Traffic was heavy, of course, though not Manhattan-heavy. Launching from a street parking space entailed releasing an old-fashioned umbrella-handle parking brake, pressing a button to shift from neutral to drive, and signaling right. Despite no rearward visibility aside from the sideview mirrors, the Nissan NMC is very easy to drive, even when everything else on the street is several times bigger than you, save for motorcycles and bicycles.

Though not legal in New York state, it's easy to lane-split with the Nissan NMC, which has enough forward thrust to keep up with internal combustion-powered traffic, especially when a turning or double-parked truck prompts you to quickly change lanes. The acceleration of the electric motor feels about on pace with a small three- or four-cylinder engine in an economy car, but not a hot hatch. You can rest both elbows on the doors, too, so there's some comfort factor. The NMC's front seat should be comfortably capacious enough for all but the tallest or largest drivers, and its rubber and plastic materials are designed to be easy to wipe off if the rain comes in.

As with a conventional car, the left stalk operates turn signals and the lights (the latter of which I didn't need), while the right operates the windshield wiper (which I did). I recommend diligent use of the turn signals, especially in such traffic. Like many electrics, though, regeneration is pretty aggressive, and I didn't have to reach for the brake pedal much in stop-and-go-driving or while inching along through an intersection filled with jaywalking pedestrians.

Most other drivers were positive, even ecstatic, about my Nissan NMC. On 8th Avenue, the driver of a County Soda and Juice Systems Ford E-van gave me the thumbs-up, and keeping pace with me onto West 43rd Street, he rolled down his passenger-side window and tried to ask me questions.
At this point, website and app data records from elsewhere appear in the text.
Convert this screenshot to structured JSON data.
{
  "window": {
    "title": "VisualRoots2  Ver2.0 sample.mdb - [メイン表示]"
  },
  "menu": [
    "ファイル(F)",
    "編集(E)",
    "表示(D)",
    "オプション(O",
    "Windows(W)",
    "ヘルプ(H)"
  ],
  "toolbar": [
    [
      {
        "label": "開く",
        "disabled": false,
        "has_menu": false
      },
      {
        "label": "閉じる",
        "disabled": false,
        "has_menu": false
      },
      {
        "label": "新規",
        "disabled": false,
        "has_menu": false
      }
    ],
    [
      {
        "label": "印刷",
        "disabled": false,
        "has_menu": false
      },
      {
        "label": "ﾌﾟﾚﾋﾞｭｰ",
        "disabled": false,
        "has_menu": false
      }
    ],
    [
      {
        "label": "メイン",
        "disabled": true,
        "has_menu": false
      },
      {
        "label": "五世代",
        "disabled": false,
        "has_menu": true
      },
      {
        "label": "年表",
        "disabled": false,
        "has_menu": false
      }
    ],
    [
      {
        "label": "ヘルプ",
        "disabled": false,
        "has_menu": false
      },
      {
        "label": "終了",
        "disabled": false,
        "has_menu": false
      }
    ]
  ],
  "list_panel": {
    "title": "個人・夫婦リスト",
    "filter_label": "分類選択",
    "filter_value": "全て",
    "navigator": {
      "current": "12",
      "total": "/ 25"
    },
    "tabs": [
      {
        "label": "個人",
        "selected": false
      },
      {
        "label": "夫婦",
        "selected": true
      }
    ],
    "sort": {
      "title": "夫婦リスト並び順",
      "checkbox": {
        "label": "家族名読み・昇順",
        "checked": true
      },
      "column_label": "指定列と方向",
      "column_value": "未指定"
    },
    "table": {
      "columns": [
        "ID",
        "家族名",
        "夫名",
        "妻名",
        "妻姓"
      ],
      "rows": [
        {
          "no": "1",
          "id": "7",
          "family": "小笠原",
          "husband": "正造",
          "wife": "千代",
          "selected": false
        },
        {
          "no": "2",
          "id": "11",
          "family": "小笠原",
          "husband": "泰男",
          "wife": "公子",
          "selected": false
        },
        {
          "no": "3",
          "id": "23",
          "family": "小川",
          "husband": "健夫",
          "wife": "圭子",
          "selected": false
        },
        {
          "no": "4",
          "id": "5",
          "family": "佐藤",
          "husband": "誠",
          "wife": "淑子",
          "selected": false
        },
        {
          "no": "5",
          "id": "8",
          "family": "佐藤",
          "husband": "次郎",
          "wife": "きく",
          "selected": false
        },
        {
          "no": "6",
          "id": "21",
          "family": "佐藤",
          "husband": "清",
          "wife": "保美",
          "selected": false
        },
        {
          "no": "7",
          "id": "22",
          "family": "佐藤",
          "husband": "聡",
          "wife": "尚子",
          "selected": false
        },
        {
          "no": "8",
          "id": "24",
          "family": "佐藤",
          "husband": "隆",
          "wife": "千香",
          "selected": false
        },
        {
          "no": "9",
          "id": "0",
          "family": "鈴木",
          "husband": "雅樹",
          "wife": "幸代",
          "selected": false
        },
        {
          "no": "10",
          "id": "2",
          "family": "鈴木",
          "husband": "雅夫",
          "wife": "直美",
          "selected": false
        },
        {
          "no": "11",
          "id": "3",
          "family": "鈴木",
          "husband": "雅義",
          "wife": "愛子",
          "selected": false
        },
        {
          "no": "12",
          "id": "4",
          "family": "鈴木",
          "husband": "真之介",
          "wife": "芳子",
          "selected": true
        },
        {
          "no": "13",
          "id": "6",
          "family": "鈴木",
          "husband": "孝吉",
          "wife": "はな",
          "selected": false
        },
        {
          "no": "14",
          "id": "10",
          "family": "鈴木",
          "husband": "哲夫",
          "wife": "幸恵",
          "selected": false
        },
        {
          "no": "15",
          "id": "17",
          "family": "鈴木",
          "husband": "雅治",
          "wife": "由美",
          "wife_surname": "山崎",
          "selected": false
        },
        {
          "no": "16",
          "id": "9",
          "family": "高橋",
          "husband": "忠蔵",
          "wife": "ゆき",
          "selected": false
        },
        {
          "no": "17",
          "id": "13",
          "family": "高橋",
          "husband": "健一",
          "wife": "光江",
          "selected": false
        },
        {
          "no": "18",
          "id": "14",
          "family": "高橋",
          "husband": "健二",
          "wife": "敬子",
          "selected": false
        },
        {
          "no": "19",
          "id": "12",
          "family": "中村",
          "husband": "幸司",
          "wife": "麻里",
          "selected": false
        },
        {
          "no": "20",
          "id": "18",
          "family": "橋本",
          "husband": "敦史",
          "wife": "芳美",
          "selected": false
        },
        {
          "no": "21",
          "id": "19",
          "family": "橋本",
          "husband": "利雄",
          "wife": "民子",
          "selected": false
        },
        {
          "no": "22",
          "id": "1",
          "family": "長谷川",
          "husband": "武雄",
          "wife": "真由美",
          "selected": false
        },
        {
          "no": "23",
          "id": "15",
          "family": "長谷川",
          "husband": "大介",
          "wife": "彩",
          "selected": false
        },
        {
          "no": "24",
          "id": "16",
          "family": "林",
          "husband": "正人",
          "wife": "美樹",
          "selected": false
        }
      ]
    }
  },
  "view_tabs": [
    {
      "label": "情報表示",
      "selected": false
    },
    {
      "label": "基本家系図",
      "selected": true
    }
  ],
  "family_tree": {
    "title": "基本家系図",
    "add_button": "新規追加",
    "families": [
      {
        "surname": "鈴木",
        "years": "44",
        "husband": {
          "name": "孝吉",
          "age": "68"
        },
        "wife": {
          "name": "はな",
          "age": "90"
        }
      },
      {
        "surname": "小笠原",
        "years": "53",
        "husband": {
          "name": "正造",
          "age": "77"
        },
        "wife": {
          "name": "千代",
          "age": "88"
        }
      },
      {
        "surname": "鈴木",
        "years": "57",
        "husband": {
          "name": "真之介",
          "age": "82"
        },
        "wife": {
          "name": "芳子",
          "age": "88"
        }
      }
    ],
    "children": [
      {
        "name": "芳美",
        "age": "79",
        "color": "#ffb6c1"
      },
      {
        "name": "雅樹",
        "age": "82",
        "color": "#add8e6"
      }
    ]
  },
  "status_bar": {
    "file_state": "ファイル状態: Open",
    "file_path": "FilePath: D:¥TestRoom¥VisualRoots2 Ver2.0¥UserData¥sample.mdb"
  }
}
But I couldn't hear what he was saying over the rattle of his Ford's diesel engine.

A young Hasidic man driving a Toyota Highlander pointed to me and exclaimed, "What are you doing?" I thought the answer was obvious. The driver of another Highlander -- this one a Toyota/Lexus/Scion courtesy car for the auto show -- told me, "It looks good!"

Another journalist-tester warned that if I miss the turn onto 7th Avenue, I'd have to go very far out of my way to get back on route. I really missed it and didn't turn until Park Avenue, where I took the viaduct pass the Met Life building and Grand Central terminal. I don't know what the drivers of all those yellow taxis ahead of and behind me thought, but from the second or third floor of a building adjacent to the Met Life building, several office workers were waving enthusiastically.

Once back on track, on West 33rd, I hit a bit of a downhill section, which is where I saw the indicated 26 mph. By the time I finally returned the Nissan NMC to Penn Station, the battery juice gauge hadn't budged from its half-full point.

Would this -- will this -- work in New York City? It already seems to be working in San Francisco, where at least 500 renters have cycled through 10 cars in six months, Nissan estimates. If Nissan sells its version of the Twizy, I figure it would come in somewhere between $8,000 and $10,000. Nissan says the price range in Europe is roughly 6,500 to 7,000 euros, or about $7,280 to $7,840, based on late March exchange rates.

The base price in pricey Great Britain is 6,895 pounds, or $9,825. But that's still well under the price of a gas-powered Smart Fortwo, which runs $15,400 to $19,230, depending on trim level, let alone the $25,750 base price of a Fortwo electric, though the Smarts have full weather protection.

In a post-automotive world (which does not assume cars will go away -- just that they will not predominate as the main mode of transportation everywhere), I can foresee electric "quads" like the Nissan NMC comfortably sharing crammed city streets with buses, electric streetcars and metros, hybrid or EV delivery trucks, autonomous taxis, and generous bike lanes. And it won't always be rush hour, so first, Nissan might as well give us another 10 to 25 mph of top speed.